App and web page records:
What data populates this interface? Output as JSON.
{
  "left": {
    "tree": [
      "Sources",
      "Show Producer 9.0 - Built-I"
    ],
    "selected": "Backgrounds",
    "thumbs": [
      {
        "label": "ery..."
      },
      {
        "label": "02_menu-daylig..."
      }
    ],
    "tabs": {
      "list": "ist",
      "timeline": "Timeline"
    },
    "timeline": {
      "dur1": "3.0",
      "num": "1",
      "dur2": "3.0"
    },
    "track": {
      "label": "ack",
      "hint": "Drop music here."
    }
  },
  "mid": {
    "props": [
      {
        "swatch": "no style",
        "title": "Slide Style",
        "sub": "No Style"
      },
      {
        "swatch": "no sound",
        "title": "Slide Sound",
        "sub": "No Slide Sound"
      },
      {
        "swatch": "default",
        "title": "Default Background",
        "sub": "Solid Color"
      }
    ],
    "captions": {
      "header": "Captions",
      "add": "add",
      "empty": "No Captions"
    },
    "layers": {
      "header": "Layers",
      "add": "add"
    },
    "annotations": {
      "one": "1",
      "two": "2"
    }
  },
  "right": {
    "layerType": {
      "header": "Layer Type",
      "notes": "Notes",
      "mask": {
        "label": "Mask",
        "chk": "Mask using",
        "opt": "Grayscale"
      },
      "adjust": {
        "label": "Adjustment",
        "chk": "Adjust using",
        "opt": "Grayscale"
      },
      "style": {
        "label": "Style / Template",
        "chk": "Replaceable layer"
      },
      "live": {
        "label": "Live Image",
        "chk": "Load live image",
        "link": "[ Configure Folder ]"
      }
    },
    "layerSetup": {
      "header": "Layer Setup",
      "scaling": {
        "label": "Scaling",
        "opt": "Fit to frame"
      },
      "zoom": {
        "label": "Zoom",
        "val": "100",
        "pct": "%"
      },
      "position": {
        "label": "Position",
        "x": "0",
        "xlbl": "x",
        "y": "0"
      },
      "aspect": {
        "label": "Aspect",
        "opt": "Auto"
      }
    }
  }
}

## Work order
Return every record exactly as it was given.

## Answer
What data populates this interface? Output as JSON.
{
  "left": {
    "tree": [
      "Sources",
      "Show Producer 9.0 - Built-I"
    ],
    "selected": "Backgrounds",
    "thumbs": [
      {
        "label": "ery..."
      },
      {
        "label": "02_menu-daylig..."
      }
    ],
    "tabs": {
      "list": "ist",
      "timeline": "Timeline"
    },
    "timeline": {
      "dur1": "3.0",
      "num": "1",
      "dur2": "3.0"
    },
    "track": {
      "label": "ack",
      "hint": "Drop music here."
    }
  },
  "mid": {
    "props": [
      {
        "swatch": "no style",
        "title": "Slide Style",
        "sub": "No Style"
      },
      {
        "swatch": "no sound",
        "title": "Slide Sound",
        "sub": "No Slide Sound"
      },
      {
        "swatch": "default",
        "title": "Default Background",
        "sub": "Solid Color"
      }
    ],
    "captions": {
      "header": "Captions",
      "add": "add",
      "empty": "No Captions"
    },
    "layers": {
      "header": "Layers",
      "add": "add"
    },
    "annotations": {
      "one": "1",
      "two": "2"
    }
  },
  "right": {
    "layerType": {
      "header": "Layer Type",
      "notes": "Notes",
      "mask": {
        "label": "Mask",
        "chk": "Mask using",
        "opt": "Grayscale"
      },
      "adjust": {
        "label": "Adjustment",
        "chk": "Adjust using",
        "opt": "Grayscale"
      },
      "style": {
        "label": "Style / Template",
        "chk": "Replaceable layer"
      },
      "live": {
        "label": "Live Image",
        "chk": "Load live image",
        "link": "[ Configure Folder ]"
      }
    },
    "layerSetup": {
      "header": "Layer Setup",
      "scaling": {
        "label": "Scaling",
        "opt": "Fit to frame"
      },
      "zoom": {
        "label": "Zoom",
        "val": "100",
        "pct": "%"
      },
      "position": {
        "label": "Position",
        "x": "0",
        "xlbl": "x",
        "y": "0"
      },
      "aspect": {
        "label": "Aspect",
        "opt": "Auto"
      }
    }
  }
}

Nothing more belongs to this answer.